Some of the signs for what is written in Hanzi “園區街” (Yuánqū Jiē) read, in Taipei’s standard but stupid InTerCaPiTaLiZaTion, “YuanQu St.” while others read “Park St.” (which, by the way, is a misleading translation). I called the Taipei City Government about this and was informed that Park was an error and that the signs would be fixed to read Yuanqu.

Nearly a year has gone by since then. Have any of the street signs been changed?

The answer is yes. The signs, including some new ones, are indeed consistent.

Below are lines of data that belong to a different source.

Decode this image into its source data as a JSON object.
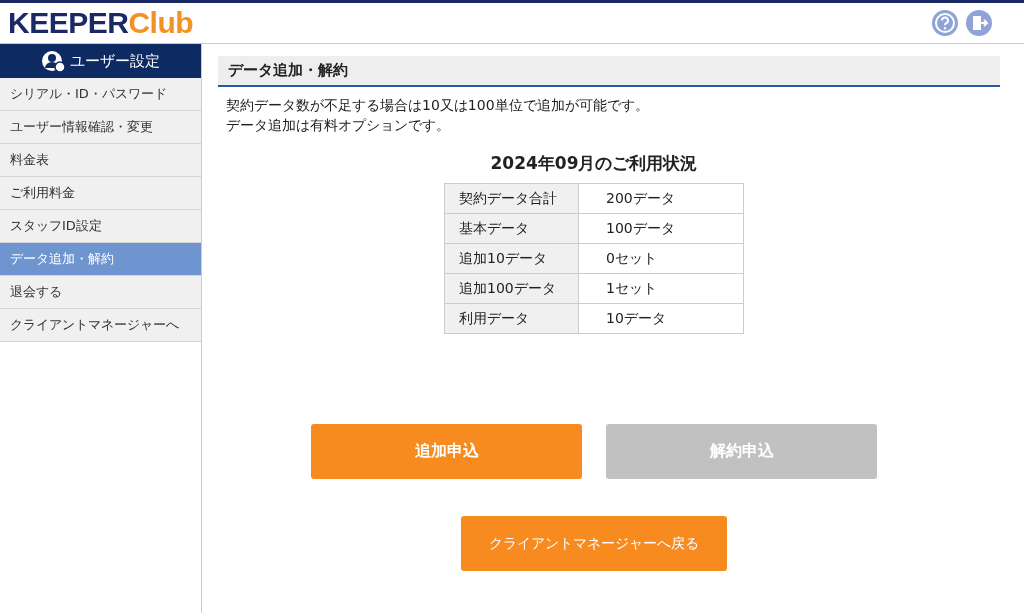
{
  "logo": {
    "part_1": "KEEPER",
    "part_2": "Club"
  },
  "sidebar": {
    "title": "ユーザー設定",
    "items": [
      {
        "label": "シリアル・ID・パスワード",
        "selected": false
      },
      {
        "label": "ユーザー情報確認・変更",
        "selected": false
      },
      {
        "label": "料金表",
        "selected": false
      },
      {
        "label": "ご利用料金",
        "selected": false
      },
      {
        "label": "スタッフID設定",
        "selected": false
      },
      {
        "label": "データ追加・解約",
        "selected": true
      },
      {
        "label": "退会する",
        "selected": false
      },
      {
        "label": "クライアントマネージャーへ",
        "selected": false
      }
    ]
  },
  "page_title": "データ追加・解約",
  "description": [
    "契約データ数が不足する場合は10又は100単位で追加が可能です。",
    "データ追加は有料オプションです。"
  ],
  "usage": {
    "title": "2024年09月のご利用状況",
    "rows": [
      {
        "label": "契約データ合計",
        "value": "200データ"
      },
      {
        "label": "基本データ",
        "value": "100データ"
      },
      {
        "label": "追加10データ",
        "value": "0セット"
      },
      {
        "label": "追加100データ",
        "value": "1セット"
      },
      {
        "label": "利用データ",
        "value": "10データ"
      }
    ]
  },
  "buttons": [
    {
      "label": "追加申込",
      "disabled": false
    },
    {
      "label": "解約申込",
      "disabled": true
    }
  ],
  "back_button": "クライアントマネージャーへ戻る"
}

All of them now read — have you guessed it yet? — “Park St.”

That’s right: They eliminated the signs that were correct and put up new signs that are wrong. I’m trying to relax, so I won’t write out all of the many maledictions I have been muttering about Taipei City Government and its bureaucracy.

Here’s one of the street signs in October 2007:
YuanQu St.

Here’s the same sign in August 2008:
Park St.

A close-up, showing how “Park” was pasted over “YuanQu”.
closeup of the sign, showing how 'Park' was pasted over 'YuanQu'